**ACTIVITY**
Each line holding the word "Kilometers" must appear in the answer, copied from the entries.

**Excerpts from an interface dataset**

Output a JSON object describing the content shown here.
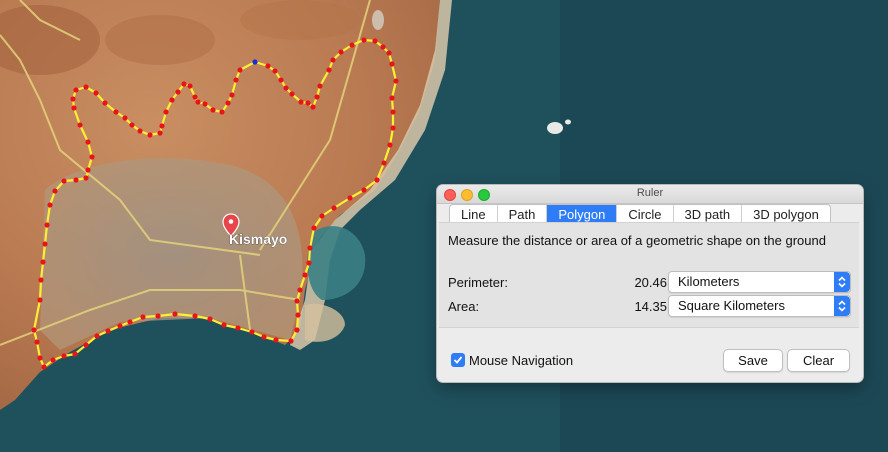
{
  "map": {
    "place_label": "Kismayo"
  },
  "ruler": {
    "window_title": "Ruler",
    "tabs": [
      {
        "label": "Line",
        "active": false
      },
      {
        "label": "Path",
        "active": false
      },
      {
        "label": "Polygon",
        "active": true
      },
      {
        "label": "Circle",
        "active": false
      },
      {
        "label": "3D path",
        "active": false
      },
      {
        "label": "3D polygon",
        "active": false
      }
    ],
    "description": "Measure the distance or area of a geometric shape on the ground",
    "perimeter": {
      "label": "Perimeter:",
      "value": "20.46",
      "unit": "Kilometers"
    },
    "area": {
      "label": "Area:",
      "value": "14.35",
      "unit": "Square Kilometers"
    },
    "mouse_navigation": {
      "label": "Mouse Navigation",
      "checked": true
    },
    "save_label": "Save",
    "clear_label": "Clear"
  },
  "colors": {
    "accent": "#2f7df6",
    "polygon_line": "#ffee33",
    "vertex": "#e8141b",
    "selected_vertex": "#1a2dd6"
  }
}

**RESPONSE FOR THIS EXERCISE**
      "unit": "Kilometers"
      "unit": "Square Kilometers"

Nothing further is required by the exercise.